EIFF presented the latest film from Man On Wire-director James Marsh following a chimp named Nim who was brought up as if human in a social experiment in New York in 1973
After the first weekend at the Edinburgh Film Festival, documentaries have so far been stealing the show. Films such as Bombay Beach and Calvet are among the most talked about, but perhaps the most charming and fascinating of the films on offer so far is Project Nim, which follows the life of a chimp named Nim Chimpsky (a reference to Noam Chomsky’s ideas on all languages sharing a universal grammar). Nim was taken from his mother at birth in 1973 and sent to live with a family in New York, were he was brought up, pretty much, as if he were a human child.
Project Nim was the experiment, led by linguist and psychologist Herbert Terrace, that set to find out whether Nim could be taught a language, so he was taught to sign as a means of communicating with humans. A hugely emotional and thought provoking film, it makes you question ideas on language and identity at the same time as yanking emotional chords with stark treating animals as property. One of the most genuine, thoughtful and lovable characters in the film (and world’s biggest Grateful Dead fan) was Bob Ingersoll who looked after Nim when he was returned to the sanctuary after his time in New York.
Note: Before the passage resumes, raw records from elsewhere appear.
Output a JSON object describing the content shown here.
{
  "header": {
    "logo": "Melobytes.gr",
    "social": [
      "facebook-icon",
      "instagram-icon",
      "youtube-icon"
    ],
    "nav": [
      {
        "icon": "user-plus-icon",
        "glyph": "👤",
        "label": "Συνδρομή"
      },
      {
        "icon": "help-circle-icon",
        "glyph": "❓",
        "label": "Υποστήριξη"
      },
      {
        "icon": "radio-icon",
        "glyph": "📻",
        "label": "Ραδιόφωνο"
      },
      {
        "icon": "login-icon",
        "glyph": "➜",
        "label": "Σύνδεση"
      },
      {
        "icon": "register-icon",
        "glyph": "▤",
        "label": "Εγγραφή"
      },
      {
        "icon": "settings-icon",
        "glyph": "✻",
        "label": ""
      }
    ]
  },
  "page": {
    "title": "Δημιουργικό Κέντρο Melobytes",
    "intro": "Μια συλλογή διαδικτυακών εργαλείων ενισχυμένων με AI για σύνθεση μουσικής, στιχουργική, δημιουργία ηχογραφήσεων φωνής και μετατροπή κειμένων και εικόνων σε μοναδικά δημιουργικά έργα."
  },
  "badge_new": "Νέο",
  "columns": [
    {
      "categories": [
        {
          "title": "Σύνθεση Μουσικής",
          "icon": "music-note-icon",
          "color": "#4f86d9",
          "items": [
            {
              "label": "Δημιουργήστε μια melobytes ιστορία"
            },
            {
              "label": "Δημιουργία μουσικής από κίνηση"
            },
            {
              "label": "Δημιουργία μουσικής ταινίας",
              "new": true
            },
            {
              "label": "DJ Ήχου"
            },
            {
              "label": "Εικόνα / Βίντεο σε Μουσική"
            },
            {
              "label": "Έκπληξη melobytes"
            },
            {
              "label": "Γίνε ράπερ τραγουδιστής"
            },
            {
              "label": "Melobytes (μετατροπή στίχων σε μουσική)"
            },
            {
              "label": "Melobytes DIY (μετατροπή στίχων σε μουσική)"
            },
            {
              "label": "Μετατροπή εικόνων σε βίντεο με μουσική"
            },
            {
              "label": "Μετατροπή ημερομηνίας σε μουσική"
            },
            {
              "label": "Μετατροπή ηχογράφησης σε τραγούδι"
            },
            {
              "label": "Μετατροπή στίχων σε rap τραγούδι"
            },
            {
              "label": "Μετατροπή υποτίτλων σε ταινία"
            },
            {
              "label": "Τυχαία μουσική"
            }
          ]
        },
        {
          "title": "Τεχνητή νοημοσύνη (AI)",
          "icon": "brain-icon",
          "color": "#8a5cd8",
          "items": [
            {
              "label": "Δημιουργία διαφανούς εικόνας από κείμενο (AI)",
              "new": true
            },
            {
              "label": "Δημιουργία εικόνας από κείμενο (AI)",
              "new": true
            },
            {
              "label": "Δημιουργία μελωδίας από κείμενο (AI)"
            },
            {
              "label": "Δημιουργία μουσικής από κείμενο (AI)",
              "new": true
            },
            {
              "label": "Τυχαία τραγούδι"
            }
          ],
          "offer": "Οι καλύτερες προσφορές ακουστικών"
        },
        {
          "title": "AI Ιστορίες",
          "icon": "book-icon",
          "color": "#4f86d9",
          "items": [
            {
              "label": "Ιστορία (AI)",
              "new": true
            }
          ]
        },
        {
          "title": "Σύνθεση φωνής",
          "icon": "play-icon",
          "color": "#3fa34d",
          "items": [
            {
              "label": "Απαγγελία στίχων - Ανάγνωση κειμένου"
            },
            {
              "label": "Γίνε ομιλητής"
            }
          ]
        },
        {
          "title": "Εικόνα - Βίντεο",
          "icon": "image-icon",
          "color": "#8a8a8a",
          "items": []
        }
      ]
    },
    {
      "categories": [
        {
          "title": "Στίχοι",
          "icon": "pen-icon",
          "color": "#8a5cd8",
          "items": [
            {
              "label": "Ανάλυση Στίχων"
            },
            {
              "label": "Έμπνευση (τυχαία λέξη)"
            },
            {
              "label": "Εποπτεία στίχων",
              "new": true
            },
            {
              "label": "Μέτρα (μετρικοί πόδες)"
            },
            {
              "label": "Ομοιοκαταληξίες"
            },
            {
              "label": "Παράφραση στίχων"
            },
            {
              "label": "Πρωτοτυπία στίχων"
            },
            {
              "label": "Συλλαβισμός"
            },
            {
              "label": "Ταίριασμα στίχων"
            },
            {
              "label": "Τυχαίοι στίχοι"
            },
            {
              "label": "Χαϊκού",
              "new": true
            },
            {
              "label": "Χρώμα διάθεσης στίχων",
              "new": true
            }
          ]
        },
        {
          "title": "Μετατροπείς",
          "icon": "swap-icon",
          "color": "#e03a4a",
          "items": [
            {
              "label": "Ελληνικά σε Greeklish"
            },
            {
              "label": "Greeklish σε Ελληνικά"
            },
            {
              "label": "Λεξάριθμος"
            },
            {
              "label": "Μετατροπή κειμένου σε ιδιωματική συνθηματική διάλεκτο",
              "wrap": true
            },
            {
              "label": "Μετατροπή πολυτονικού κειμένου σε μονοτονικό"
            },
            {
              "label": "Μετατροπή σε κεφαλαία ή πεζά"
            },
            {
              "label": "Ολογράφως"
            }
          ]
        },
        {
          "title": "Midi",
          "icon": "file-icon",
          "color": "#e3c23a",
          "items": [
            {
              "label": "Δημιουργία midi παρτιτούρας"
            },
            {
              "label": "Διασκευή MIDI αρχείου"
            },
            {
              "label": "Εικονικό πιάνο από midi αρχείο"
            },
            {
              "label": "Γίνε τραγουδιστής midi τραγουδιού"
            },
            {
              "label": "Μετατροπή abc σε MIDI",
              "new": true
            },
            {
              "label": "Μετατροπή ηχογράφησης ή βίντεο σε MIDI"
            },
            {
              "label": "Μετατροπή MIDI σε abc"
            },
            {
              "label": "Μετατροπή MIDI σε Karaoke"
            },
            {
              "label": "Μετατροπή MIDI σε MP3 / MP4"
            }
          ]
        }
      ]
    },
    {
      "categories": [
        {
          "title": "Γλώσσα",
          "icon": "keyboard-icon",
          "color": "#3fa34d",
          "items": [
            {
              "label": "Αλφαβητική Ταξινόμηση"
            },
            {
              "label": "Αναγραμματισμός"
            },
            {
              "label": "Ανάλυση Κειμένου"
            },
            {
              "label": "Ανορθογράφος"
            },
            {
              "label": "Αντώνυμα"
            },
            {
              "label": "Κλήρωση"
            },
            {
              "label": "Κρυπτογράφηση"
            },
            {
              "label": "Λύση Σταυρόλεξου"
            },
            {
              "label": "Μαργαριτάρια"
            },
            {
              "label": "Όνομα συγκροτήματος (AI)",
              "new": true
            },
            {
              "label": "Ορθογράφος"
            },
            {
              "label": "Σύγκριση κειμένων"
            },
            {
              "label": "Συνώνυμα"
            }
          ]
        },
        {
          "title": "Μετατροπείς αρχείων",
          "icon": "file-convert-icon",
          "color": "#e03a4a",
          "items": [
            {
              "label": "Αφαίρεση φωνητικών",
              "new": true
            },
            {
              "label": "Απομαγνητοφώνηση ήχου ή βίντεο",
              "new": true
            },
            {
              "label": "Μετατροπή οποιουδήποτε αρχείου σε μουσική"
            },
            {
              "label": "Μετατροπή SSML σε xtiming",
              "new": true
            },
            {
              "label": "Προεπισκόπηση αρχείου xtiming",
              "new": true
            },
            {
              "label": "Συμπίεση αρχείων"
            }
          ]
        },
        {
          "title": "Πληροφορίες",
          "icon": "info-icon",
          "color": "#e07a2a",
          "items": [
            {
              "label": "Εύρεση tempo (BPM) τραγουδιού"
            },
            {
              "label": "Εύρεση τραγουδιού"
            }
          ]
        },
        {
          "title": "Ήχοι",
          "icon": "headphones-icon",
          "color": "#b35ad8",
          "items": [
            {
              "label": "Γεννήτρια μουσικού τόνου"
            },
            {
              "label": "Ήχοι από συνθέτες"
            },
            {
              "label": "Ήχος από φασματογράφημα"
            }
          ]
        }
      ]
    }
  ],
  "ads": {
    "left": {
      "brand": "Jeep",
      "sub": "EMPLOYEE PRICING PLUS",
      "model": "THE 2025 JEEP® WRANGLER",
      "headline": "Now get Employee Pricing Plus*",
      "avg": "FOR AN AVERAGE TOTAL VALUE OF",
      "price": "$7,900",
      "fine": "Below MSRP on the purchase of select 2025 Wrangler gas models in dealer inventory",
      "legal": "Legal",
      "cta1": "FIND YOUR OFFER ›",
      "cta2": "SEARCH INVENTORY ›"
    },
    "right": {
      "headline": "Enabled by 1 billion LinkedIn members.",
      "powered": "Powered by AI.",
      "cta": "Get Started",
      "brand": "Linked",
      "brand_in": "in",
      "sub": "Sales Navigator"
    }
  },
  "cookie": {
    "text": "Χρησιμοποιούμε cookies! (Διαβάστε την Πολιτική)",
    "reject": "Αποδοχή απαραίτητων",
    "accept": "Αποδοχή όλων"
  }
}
Dazed Digital chattered to Bob in Edinburgh about his reflections on the project.
Dazed Digital: What first struck you about Nim when you met?
Bob Ingersoll: He was real personable, but not much different than any of the other chimps, like with human behaviour where personalities are all different. I realised that they were all different, but Nim had a real open personality, real fun. Part of my job was to take chimps out on walks. And take them out with famous people, our stuff was really rather well known, people like Michael Crichton came to our place and people from all professional fields came. Everybody had heard of the signing chimp, so if you had some notoriety then you could get our foot in the door and go on a walk with Nim.
DD: Did you take other chimps on these walks?
Bob Ingersoll: We took a lot of chimps out in groups. In the weekend, if we knew no one was going to be around, they’d all jump up on this red pick up truck and we’d drive out to a field and they’d just go up in the persimmon trees and hang out and we’d just sit there and let them be chimps.
DD: Were the walks when you went to smoke weed with Nim?
Bob Ingersoll: Oh, that whole weed thing looks good on film and works for a funny point, but it wasn’t something that we did very often. It wasn’t something we introduced into his life, he was the one that signed it to us, ‘stone smoke now.’ He was in High Times magazine in 1975 smoking a pipe when he was in New York. But Nim can ask for a hit off the joint when we went out and smoked in a group - if you’re gonna make them one of us, you cannot exclude them from anything, but I gotta say, it was pretty fun. Chimps act just like you act when you’re high, mellow. We would go and play, and swing from this tree and slide down – pot just facilitates that kind of behaviour. But we didn’t smoke pot with the other chimps. I didn’t anyway, pot was expensive back then.
DD: Was Herb right to say that Nim couldn’t speak a language?
Bob Ingersoll: As a linguist, I just think he knew what language was without defining it, but I don’t know what a language is now, can you define language in a context that works across the board? It was my opinion that his methodology was so flawed that there was no value. For a start he didn’t bring in native signers. He was looking to see what chimps were thinking in their mind, but I don’t know what you’re thinking right now. ‘Give Nim banana,’ that’s a sentence isn’t it? It’s basic, but he can certainly make requests.
DD: What were you hoping to work on with Nim before he was taken away?
Bob Ingersoll:Whether Nim can think about the future and the past. We gave Nim a Polaroid camera, we were intending to use those pictures to interface with the places that he wanted to go. So we’re talking about yesterday, ‘remember when we went to this place last week?’ We had a large map that we were going to put the pictures on and say, ‘Nim, where do you want to go?’
DD: Was that a realistic project?
Bob Ingersoll: Chimps must have a memory of the past. In the wild chimps use medicinal plants when they don’t feel well, so they have to know where that plant is, whether it will be there at that time. They are able in the wild to get those points across to their offspring and their group, so that tells me there’s complex communication going on there somewhere. Unfortunately Nim got yanked away from us before that came to pass.
Project Nim is in cinemas on 12th August 2011